┌──
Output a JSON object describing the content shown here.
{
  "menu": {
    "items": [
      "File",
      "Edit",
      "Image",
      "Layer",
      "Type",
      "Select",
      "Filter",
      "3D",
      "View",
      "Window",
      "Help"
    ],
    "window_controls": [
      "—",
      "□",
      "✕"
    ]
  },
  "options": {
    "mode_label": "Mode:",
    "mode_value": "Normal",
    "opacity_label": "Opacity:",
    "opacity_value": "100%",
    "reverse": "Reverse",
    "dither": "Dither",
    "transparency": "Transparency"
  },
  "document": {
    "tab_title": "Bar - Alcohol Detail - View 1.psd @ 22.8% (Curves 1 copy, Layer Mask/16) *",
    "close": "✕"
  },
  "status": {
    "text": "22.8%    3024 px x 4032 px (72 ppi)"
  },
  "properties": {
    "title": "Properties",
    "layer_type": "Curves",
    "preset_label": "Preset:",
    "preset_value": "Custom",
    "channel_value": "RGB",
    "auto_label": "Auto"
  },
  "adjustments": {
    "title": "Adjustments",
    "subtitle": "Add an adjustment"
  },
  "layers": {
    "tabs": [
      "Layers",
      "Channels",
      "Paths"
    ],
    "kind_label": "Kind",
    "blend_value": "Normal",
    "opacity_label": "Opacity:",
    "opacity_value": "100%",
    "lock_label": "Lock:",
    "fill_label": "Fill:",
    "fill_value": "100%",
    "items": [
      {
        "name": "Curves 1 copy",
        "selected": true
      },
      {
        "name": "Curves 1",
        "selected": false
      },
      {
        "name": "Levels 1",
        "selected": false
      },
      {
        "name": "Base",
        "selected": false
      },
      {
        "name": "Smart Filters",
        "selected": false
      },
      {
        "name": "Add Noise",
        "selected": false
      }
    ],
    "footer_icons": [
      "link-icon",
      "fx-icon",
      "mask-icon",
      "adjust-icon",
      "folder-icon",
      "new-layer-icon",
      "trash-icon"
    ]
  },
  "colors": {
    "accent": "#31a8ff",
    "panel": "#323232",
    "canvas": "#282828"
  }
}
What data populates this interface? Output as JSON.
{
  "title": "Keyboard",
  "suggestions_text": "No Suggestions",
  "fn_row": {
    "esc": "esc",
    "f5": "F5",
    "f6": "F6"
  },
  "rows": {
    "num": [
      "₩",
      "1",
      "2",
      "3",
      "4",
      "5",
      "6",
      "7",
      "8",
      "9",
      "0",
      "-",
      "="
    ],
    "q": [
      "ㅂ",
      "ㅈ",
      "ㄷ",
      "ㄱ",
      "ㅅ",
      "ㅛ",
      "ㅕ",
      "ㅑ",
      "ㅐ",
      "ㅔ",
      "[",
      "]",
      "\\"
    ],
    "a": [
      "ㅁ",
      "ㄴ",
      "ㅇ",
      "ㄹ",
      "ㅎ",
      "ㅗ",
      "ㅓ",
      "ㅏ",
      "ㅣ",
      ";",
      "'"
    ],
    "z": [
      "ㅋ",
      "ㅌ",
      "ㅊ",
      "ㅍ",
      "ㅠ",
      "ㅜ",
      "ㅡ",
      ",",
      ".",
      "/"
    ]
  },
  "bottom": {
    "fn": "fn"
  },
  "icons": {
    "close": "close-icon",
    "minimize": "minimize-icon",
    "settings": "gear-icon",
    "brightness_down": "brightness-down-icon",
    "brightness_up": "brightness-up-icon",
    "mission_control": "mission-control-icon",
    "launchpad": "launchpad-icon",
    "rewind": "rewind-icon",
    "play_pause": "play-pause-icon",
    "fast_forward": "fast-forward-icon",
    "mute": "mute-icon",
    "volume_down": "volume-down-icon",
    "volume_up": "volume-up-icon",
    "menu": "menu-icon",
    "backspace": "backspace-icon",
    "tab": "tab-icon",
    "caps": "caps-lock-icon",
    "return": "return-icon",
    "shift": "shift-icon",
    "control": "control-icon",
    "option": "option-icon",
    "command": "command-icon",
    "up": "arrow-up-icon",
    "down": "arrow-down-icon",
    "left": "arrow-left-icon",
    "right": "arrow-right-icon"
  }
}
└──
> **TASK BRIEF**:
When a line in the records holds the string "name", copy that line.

> **SOLUTION FOR THIS TASK**:
        "name": "Curves 1 copy",
        "name": "Curves 1",
        "name": "Levels 1",
        "name": "Base",
        "name": "Smart Filters",
        "name": "Add Noise",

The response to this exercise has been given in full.